Claudia Patricia Mora, Acting Minister of Environment, summarised the importance of the Ministry’s move: “By signing the Universal Declaration on Animal Welfare we are ratifying the commitment of the Ministry to animals and the environment.”
With publicly stated support from the country’s Senate and Ministries of Environment and Agriculture, it now just remains for the Ministry of Foreign Affairs to give its backing before Colombia can join Sweden, Fiji, Cambodia, Seychelles, and others in being a full governmental supporter of the Declaration.
The support of national governments will be instrumental is moving the Declaration – known as UDAW – to the floor of the United Nations (UN) and achieving international recognition that animals matter. UN endorsement will mean positive, sustained change for billion of animals around the world.
Until then, Ms Mora noted that support from individual ministries is already having a positive effect for animals in Colombia, by “raising public awareness of everyone's responsibility to care for animals.”
Colombia’s Senate and Agricultural and Environment Ministries have been amazingly swift in their public endorsements of the Declaration – perhaps evidence that the country’s politicians are keenly aware that animal welfare issues are closely connected to human health, food security and our environment.
The speed with which Colombia’s political figures have grasped the importance of the UDAW, and what it can achieve, is the result of hard work by – and a close working relationship between – WSPA’s South American office and Senator Elsa Gladys Cifuentes, who has become a true ambassador for animal welfare over recent months.
As one of the world’s ‘megadiverse’ nations – 18 countries recognised by the UN as home to the majority of the world’s plant and animal species – Colombia is stepping up to the responsibility of caring for their rich, bio-diverse environment and setting an example for the other 17 nations.

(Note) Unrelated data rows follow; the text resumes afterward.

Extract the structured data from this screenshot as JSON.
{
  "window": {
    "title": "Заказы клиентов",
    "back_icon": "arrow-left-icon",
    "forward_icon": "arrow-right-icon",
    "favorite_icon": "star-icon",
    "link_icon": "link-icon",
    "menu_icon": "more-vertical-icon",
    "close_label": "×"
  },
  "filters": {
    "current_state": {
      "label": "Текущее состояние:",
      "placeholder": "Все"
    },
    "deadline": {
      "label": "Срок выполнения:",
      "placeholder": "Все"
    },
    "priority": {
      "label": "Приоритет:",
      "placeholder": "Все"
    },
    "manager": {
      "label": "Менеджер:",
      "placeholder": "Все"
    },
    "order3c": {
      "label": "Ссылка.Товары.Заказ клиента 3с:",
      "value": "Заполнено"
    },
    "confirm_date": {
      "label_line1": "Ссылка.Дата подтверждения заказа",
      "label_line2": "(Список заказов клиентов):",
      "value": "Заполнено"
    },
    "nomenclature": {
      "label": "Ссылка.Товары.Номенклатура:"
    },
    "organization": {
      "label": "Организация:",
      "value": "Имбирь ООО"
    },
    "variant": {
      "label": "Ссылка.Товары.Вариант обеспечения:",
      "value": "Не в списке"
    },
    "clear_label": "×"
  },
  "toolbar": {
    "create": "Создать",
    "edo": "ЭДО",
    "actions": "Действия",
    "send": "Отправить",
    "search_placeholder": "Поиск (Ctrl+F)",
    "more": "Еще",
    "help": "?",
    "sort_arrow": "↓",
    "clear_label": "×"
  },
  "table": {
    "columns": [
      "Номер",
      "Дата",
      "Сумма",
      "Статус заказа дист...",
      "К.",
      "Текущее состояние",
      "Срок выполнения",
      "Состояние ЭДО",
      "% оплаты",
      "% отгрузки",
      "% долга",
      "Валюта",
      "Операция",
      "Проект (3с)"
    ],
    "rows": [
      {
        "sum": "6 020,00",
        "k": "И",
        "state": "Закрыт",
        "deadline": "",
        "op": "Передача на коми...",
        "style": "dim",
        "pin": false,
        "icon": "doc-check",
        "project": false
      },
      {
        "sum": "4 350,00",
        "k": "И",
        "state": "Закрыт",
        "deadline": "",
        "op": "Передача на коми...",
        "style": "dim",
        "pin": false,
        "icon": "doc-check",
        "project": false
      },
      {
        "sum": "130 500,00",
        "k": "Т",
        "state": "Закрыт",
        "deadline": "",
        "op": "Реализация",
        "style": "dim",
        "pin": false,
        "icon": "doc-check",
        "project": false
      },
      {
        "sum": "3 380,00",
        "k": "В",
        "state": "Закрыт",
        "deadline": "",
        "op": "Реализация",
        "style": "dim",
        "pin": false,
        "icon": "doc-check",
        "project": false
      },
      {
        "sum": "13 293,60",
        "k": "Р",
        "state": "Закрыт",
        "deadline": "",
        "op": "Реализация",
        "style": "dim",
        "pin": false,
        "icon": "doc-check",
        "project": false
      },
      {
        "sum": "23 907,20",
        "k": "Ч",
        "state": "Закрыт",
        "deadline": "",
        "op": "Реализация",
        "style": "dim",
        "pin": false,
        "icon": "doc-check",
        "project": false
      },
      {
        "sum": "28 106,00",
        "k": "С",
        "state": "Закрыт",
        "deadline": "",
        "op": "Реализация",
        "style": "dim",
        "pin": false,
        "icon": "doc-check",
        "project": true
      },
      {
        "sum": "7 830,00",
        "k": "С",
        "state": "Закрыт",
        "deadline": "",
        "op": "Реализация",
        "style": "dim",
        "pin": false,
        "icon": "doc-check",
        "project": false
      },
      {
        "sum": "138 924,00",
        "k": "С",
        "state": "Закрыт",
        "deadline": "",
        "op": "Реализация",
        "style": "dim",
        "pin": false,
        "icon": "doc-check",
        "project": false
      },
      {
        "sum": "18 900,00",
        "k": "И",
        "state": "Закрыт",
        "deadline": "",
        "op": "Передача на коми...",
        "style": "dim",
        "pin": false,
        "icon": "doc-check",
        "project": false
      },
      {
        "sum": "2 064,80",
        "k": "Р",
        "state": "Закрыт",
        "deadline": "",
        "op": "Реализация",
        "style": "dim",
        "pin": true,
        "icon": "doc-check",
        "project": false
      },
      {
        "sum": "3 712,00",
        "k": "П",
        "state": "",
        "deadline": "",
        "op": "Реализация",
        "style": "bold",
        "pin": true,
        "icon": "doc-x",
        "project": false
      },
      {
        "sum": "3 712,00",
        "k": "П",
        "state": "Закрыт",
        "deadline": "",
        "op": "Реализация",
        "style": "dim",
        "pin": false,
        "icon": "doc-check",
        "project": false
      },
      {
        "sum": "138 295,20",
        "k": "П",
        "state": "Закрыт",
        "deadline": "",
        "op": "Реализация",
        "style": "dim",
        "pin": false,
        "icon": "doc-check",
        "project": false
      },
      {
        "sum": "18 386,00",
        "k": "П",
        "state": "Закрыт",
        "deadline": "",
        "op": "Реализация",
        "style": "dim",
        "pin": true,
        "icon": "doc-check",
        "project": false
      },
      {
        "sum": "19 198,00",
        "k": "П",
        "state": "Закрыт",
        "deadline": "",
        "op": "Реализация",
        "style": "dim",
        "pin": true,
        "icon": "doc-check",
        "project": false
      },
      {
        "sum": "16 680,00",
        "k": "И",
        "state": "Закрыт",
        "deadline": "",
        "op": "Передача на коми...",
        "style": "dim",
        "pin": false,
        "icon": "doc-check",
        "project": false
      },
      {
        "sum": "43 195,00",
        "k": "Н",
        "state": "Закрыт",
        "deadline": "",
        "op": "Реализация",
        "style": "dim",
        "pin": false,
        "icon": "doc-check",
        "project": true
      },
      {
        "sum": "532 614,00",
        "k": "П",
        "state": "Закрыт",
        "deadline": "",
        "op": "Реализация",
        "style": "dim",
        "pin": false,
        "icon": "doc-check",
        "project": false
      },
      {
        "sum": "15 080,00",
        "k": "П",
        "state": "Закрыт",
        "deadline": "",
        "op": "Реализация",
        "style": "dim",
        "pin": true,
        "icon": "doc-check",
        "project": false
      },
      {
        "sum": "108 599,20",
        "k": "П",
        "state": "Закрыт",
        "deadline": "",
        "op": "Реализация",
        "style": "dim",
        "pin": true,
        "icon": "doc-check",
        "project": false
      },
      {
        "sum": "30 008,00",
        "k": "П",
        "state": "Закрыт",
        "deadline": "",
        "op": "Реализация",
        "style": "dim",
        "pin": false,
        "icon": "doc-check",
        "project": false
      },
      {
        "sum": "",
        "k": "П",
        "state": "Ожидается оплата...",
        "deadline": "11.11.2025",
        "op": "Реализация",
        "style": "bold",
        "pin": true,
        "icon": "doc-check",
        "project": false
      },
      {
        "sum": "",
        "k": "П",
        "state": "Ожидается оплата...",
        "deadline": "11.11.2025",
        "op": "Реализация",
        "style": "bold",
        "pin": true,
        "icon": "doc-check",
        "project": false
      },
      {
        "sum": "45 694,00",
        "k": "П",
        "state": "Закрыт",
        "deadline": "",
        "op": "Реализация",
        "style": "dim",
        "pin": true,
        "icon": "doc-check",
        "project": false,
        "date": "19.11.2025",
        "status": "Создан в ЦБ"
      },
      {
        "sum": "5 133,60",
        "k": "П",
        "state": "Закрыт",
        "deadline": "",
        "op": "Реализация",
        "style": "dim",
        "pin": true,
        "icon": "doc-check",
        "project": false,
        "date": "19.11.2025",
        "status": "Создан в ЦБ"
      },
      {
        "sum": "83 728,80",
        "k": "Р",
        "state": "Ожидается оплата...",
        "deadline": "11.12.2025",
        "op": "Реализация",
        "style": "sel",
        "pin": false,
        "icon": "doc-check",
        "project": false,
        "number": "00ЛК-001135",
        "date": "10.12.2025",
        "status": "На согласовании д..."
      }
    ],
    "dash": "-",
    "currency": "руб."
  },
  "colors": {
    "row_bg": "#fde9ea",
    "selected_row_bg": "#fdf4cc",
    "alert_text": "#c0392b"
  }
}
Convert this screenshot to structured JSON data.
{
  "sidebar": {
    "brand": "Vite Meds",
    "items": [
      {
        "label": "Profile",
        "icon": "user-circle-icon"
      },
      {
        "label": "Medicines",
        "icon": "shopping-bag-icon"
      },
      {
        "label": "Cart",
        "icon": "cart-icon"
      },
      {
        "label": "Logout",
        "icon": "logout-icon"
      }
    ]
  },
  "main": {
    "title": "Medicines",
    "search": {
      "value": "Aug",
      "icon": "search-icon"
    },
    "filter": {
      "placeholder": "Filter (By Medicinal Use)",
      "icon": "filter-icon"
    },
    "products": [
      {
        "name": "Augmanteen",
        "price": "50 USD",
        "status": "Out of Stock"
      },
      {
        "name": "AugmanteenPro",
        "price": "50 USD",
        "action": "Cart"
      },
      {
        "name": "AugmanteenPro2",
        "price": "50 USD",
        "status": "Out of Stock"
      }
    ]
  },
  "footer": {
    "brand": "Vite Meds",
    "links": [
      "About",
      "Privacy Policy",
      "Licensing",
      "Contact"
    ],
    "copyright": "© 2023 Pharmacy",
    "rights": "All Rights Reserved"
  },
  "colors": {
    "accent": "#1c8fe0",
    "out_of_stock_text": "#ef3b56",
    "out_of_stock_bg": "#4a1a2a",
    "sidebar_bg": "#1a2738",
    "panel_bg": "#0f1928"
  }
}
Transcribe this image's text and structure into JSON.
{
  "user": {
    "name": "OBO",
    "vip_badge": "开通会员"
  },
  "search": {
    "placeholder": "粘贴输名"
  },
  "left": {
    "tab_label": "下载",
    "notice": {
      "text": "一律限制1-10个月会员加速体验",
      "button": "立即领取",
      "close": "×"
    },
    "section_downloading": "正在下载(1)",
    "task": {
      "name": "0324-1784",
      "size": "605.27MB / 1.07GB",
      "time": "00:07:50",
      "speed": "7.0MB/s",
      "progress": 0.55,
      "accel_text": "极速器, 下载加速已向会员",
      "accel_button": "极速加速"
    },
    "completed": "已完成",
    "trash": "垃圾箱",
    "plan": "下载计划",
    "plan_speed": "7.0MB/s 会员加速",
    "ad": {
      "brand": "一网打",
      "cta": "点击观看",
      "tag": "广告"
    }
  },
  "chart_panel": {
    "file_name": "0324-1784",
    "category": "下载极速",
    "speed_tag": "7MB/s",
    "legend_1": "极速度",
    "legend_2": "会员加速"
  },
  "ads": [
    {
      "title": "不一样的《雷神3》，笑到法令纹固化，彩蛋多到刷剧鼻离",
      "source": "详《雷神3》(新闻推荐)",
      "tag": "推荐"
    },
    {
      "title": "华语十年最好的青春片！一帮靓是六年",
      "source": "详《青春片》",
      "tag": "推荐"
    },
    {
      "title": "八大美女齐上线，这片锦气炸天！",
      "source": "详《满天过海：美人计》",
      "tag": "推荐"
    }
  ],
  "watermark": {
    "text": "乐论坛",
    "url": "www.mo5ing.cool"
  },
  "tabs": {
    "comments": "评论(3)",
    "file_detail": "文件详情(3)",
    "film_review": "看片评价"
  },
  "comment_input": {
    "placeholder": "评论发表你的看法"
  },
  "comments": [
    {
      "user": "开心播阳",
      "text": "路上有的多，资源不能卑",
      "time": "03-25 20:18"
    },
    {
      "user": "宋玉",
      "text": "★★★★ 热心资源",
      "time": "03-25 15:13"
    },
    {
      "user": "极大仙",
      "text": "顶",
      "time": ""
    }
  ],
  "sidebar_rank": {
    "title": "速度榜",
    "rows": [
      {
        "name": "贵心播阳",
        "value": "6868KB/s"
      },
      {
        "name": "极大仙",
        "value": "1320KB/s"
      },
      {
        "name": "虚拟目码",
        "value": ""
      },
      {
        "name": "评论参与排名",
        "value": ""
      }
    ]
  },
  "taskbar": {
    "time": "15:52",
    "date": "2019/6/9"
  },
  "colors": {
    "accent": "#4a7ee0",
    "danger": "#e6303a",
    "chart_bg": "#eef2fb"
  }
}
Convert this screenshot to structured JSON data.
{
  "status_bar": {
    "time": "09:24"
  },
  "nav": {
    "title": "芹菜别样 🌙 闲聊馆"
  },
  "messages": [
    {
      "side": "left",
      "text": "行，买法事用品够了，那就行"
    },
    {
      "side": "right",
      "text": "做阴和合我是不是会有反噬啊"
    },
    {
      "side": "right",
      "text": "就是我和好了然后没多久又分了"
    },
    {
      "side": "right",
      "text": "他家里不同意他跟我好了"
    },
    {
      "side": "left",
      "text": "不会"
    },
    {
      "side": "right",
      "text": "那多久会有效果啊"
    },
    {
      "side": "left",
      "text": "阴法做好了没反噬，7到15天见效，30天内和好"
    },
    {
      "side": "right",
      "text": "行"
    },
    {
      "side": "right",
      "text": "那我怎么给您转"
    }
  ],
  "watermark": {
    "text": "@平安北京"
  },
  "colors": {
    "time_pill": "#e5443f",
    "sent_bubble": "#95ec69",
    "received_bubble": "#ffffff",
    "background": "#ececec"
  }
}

Maria del Pilar Pardo, Director of the Environment Ministry’s Ecosystems Department, spoke about what broad effects the sentiments of the Declaration can have: “According to the UDAW initiative, this ministry has a commitment to check the many practices that put Colombian biodiversity at risk. We need to do so as Colombia is second most diverse country in the world”.
It’s not just politicians and governments whose voices count. You can do much to help the progress of the Universal Declaration on Animal Welfare just by signing the petition and stating that animals matter to you.